**What you need to do:** Only the lines holding the word "description" are wanted; copy each of them from the listing.

Materials provided START

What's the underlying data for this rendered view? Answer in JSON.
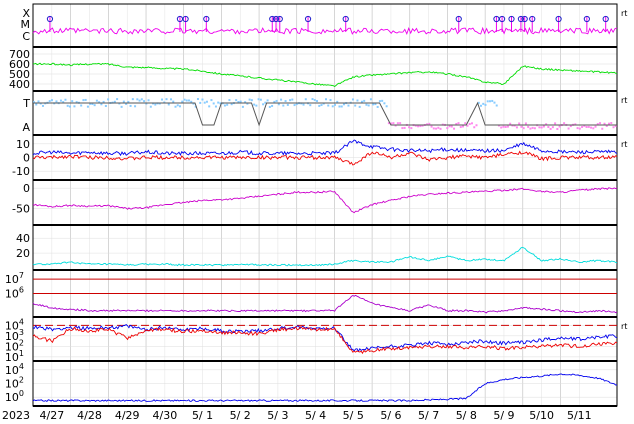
{
  "chart_data": {
    "type": "line",
    "title": "",
    "year_label": "2023",
    "x_ticks": [
      "4/27",
      "4/28",
      "4/29",
      "4/30",
      "5/ 1",
      "5/ 2",
      "5/ 3",
      "5/ 4",
      "5/ 5",
      "5/ 6",
      "5/ 7",
      "5/ 8",
      "5/ 9",
      "5/10",
      "5/11"
    ],
    "x_range_days": [
      0,
      15.5
    ],
    "grid": true,
    "right_tag": "rt",
    "colors": {
      "flare": "#ee00ee",
      "wind_speed": "#00dd00",
      "cyan": "#88ccff",
      "pink": "#ff88ee",
      "gray": "#555555",
      "blue": "#0000ee",
      "red": "#ee0000",
      "magenta": "#cc00cc",
      "turq": "#00dddd",
      "purple": "#aa00cc",
      "refline": "#cc0000"
    },
    "panels": [
      {
        "name": "flare-panel",
        "yticks": [
          "X",
          "M",
          "C"
        ],
        "right_tag": true,
        "flare_markers_x_days": [
          0.45,
          3.9,
          4.05,
          4.6,
          6.35,
          6.45,
          6.55,
          7.3,
          8.3,
          11.3,
          12.3,
          12.45,
          12.7,
          12.95,
          13.05,
          13.25,
          13.95,
          14.7,
          15.2
        ]
      },
      {
        "name": "wind-speed-panel",
        "yticks": [
          "700",
          "600",
          "500",
          "400"
        ],
        "ylim": [
          350,
          750
        ],
        "series": [
          {
            "color": "green",
            "values": [
              600,
              600,
              590,
              600,
              600,
              570,
              565,
              555,
              550,
              530,
              500,
              480,
              460,
              440,
              420,
              400,
              380,
              470,
              490,
              500,
              515,
              520,
              500,
              470,
              420,
              400,
              580,
              550,
              540,
              530,
              520,
              510
            ]
          }
        ]
      },
      {
        "name": "field-direction-panel",
        "yticks": [
          "T",
          "A"
        ],
        "right_tag": true
      },
      {
        "name": "imf-panel",
        "yticks": [
          "10",
          "0",
          "-10"
        ],
        "ylim": [
          -15,
          15
        ],
        "right_tag": true,
        "series": [
          {
            "color": "blue",
            "values": [
              3,
              4,
              3,
              4,
              3,
              3,
              4,
              3,
              3,
              3,
              3,
              4,
              3,
              3,
              3,
              3,
              3,
              12,
              8,
              6,
              5,
              5,
              6,
              5,
              5,
              5,
              10,
              5,
              4,
              4,
              4,
              4
            ]
          },
          {
            "color": "red",
            "values": [
              0,
              0,
              1,
              0,
              0,
              -1,
              0,
              0,
              0,
              0,
              0,
              0,
              0,
              0,
              0,
              0,
              0,
              -5,
              4,
              0,
              3,
              -2,
              0,
              1,
              0,
              2,
              4,
              -1,
              0,
              0,
              0,
              0
            ]
          }
        ]
      },
      {
        "name": "dst-panel",
        "yticks": [
          "0",
          "-50"
        ],
        "ylim": [
          -85,
          15
        ],
        "series": [
          {
            "color": "magenta",
            "values": [
              -40,
              -45,
              -42,
              -44,
              -43,
              -50,
              -48,
              -40,
              -35,
              -30,
              -28,
              -25,
              -20,
              -15,
              -10,
              -10,
              -8,
              -60,
              -40,
              -30,
              -20,
              -15,
              -12,
              -10,
              -8,
              -5,
              -2,
              -8,
              -10,
              -5,
              -2,
              0
            ]
          }
        ]
      },
      {
        "name": "index-panel",
        "yticks": [
          "40",
          "20"
        ],
        "ylim": [
          0,
          55
        ],
        "series": [
          {
            "color": "turq",
            "values": [
              5,
              5,
              8,
              5,
              5,
              4,
              5,
              5,
              4,
              4,
              4,
              5,
              4,
              4,
              4,
              4,
              5,
              10,
              8,
              8,
              15,
              10,
              16,
              10,
              12,
              10,
              28,
              10,
              12,
              8,
              10,
              8
            ]
          }
        ]
      },
      {
        "name": "electron-flux-panel",
        "yticks": [
          "10^7",
          "10^6"
        ],
        "log_range": [
          4.5,
          7.5
        ],
        "ref_lines": [
          7,
          6
        ],
        "series": [
          {
            "color": "purple",
            "values_log": [
              5.3,
              5.0,
              4.9,
              4.8,
              4.8,
              4.8,
              4.8,
              4.8,
              4.8,
              4.8,
              4.8,
              4.8,
              4.8,
              4.8,
              4.8,
              4.8,
              4.8,
              5.9,
              5.3,
              5.0,
              4.8,
              5.2,
              4.8,
              4.8,
              4.7,
              4.8,
              5.0,
              4.9,
              4.8,
              4.7,
              4.8,
              4.7
            ]
          }
        ]
      },
      {
        "name": "proton-flux-panel",
        "yticks": [
          "10^4",
          "10^3",
          "10^2",
          "10^1"
        ],
        "log_range": [
          0.8,
          4.6
        ],
        "ref_lines": [
          4
        ],
        "right_tag": true,
        "series": [
          {
            "color": "blue",
            "values_log": [
              3.9,
              3.6,
              3.8,
              3.7,
              3.8,
              3.9,
              3.6,
              3.8,
              3.6,
              3.7,
              3.5,
              3.4,
              3.5,
              3.7,
              3.8,
              3.7,
              3.8,
              1.6,
              1.8,
              2.0,
              2.1,
              2.3,
              2.2,
              2.4,
              2.5,
              2.3,
              2.4,
              2.6,
              2.8,
              2.7,
              2.9,
              3.0
            ]
          },
          {
            "color": "red",
            "values_log": [
              3.0,
              2.5,
              3.7,
              3.5,
              3.6,
              2.8,
              3.5,
              3.6,
              3.4,
              3.5,
              3.3,
              3.3,
              3.2,
              3.6,
              3.7,
              3.6,
              3.7,
              1.4,
              1.6,
              1.8,
              1.9,
              2.0,
              2.0,
              1.9,
              2.0,
              1.8,
              1.9,
              2.0,
              2.1,
              2.0,
              2.2,
              2.3
            ]
          }
        ]
      },
      {
        "name": "neutron-panel",
        "yticks": [
          "10^4",
          "10^2",
          "10^0"
        ],
        "log_range": [
          -1,
          5
        ],
        "series": [
          {
            "color": "blue",
            "values_log": [
              -0.5,
              -0.5,
              -0.5,
              -0.5,
              -0.5,
              -0.5,
              -0.5,
              -0.5,
              -0.5,
              -0.5,
              -0.5,
              -0.5,
              -0.5,
              -0.5,
              -0.5,
              -0.5,
              -0.5,
              -0.5,
              -0.5,
              -0.5,
              -0.5,
              -0.4,
              -0.3,
              -0.2,
              2.0,
              2.6,
              2.9,
              3.1,
              3.4,
              3.2,
              2.8,
              1.8
            ]
          }
        ]
      }
    ]
  }
}
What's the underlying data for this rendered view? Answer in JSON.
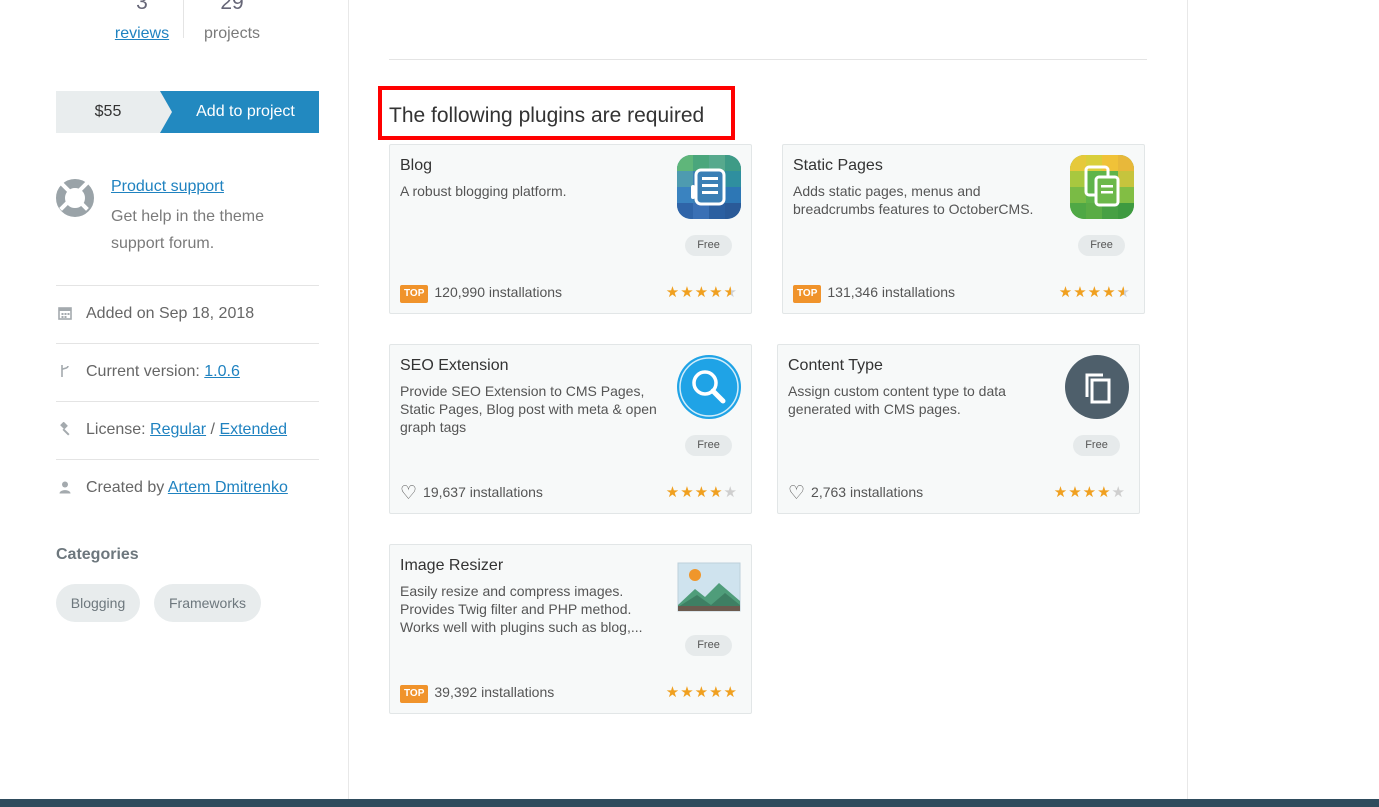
{
  "sidebar": {
    "stats": {
      "reviews_count": "3",
      "reviews_label": "reviews",
      "projects_count": "29",
      "projects_label": "projects"
    },
    "price": "$55",
    "add_button": "Add to project",
    "support": {
      "link": "Product support",
      "description": "Get help in the theme support forum."
    },
    "added_prefix": "Added on Sep 18, 2018",
    "version_prefix": "Current version:",
    "version": "1.0.6",
    "license_prefix": "License:",
    "license_regular": "Regular",
    "license_sep": "/",
    "license_extended": "Extended",
    "created_prefix": "Created by",
    "author": "Artem Dmitrenko",
    "categories_title": "Categories",
    "categories": [
      "Blogging",
      "Frameworks"
    ]
  },
  "main": {
    "required_title": "The following plugins are required",
    "plugins": [
      {
        "name": "Blog",
        "description": "A robust blogging platform.",
        "price": "Free",
        "badge": "TOP",
        "installations": "120,990 installations",
        "rating": 4.5,
        "icon": "blog-icon"
      },
      {
        "name": "Static Pages",
        "description": "Adds static pages, menus and breadcrumbs features to OctoberCMS.",
        "price": "Free",
        "badge": "TOP",
        "installations": "131,346 installations",
        "rating": 4.5,
        "icon": "static-pages-icon"
      },
      {
        "name": "SEO Extension",
        "description": "Provide SEO Extension to CMS Pages, Static Pages, Blog post with meta & open graph tags",
        "price": "Free",
        "badge": "heart",
        "installations": "19,637 installations",
        "rating": 4,
        "icon": "magnifier-icon"
      },
      {
        "name": "Content Type",
        "description": "Assign custom content type to data generated with CMS pages.",
        "price": "Free",
        "badge": "heart",
        "installations": "2,763 installations",
        "rating": 4,
        "icon": "copy-icon"
      },
      {
        "name": "Image Resizer",
        "description": "Easily resize and compress images. Provides Twig filter and PHP method. Works well with plugins such as blog,...",
        "price": "Free",
        "badge": "TOP",
        "installations": "39,392 installations",
        "rating": 5,
        "icon": "image-icon"
      }
    ]
  },
  "colors": {
    "accent": "#2289c0",
    "link": "#1f82c0",
    "star": "#f0a020",
    "top_badge": "#f0932b",
    "highlight_box": "#ff0000",
    "footer": "#2f4c5d"
  }
}
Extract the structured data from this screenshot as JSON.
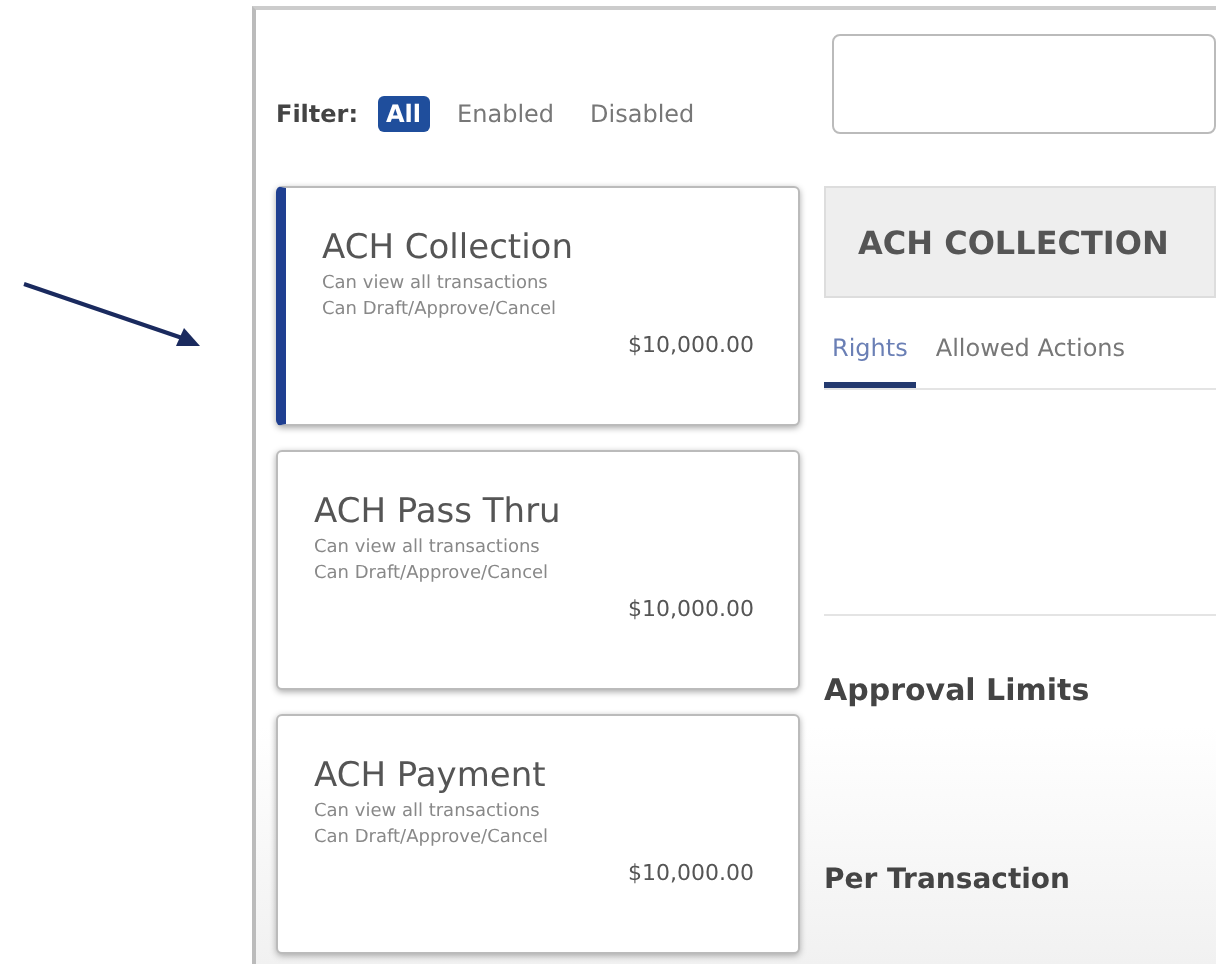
{
  "filter": {
    "label": "Filter:",
    "options": [
      {
        "label": "All",
        "selected": true
      },
      {
        "label": "Enabled",
        "selected": false
      },
      {
        "label": "Disabled",
        "selected": false
      }
    ]
  },
  "cards": [
    {
      "title": "ACH Collection",
      "lines": [
        "Can view all transactions",
        "Can Draft/Approve/Cancel"
      ],
      "amount": "$10,000.00",
      "selected": true
    },
    {
      "title": "ACH Pass Thru",
      "lines": [
        "Can view all transactions",
        "Can Draft/Approve/Cancel"
      ],
      "amount": "$10,000.00",
      "selected": false
    },
    {
      "title": "ACH Payment",
      "lines": [
        "Can view all transactions",
        "Can Draft/Approve/Cancel"
      ],
      "amount": "$10,000.00",
      "selected": false
    }
  ],
  "detail": {
    "title": "ACH COLLECTION",
    "tabs": [
      {
        "label": "Rights",
        "selected": true
      },
      {
        "label": "Allowed Actions",
        "selected": false
      }
    ],
    "sections": [
      "Approval Limits",
      "Per Transaction"
    ]
  }
}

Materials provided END

**Reply:**
      "description": "Get help in the theme support forum."
        "description": "A robust blogging platform.",
        "description": "Adds static pages, menus and breadcrumbs features to OctoberCMS.",
        "description": "Provide SEO Extension to CMS Pages, Static Pages, Blog post with meta & open graph tags",
        "description": "Assign custom content type to data generated with CMS pages.",
        "description": "Easily resize and compress images. Provides Twig filter and PHP method. Works well with plugins such as blog,...",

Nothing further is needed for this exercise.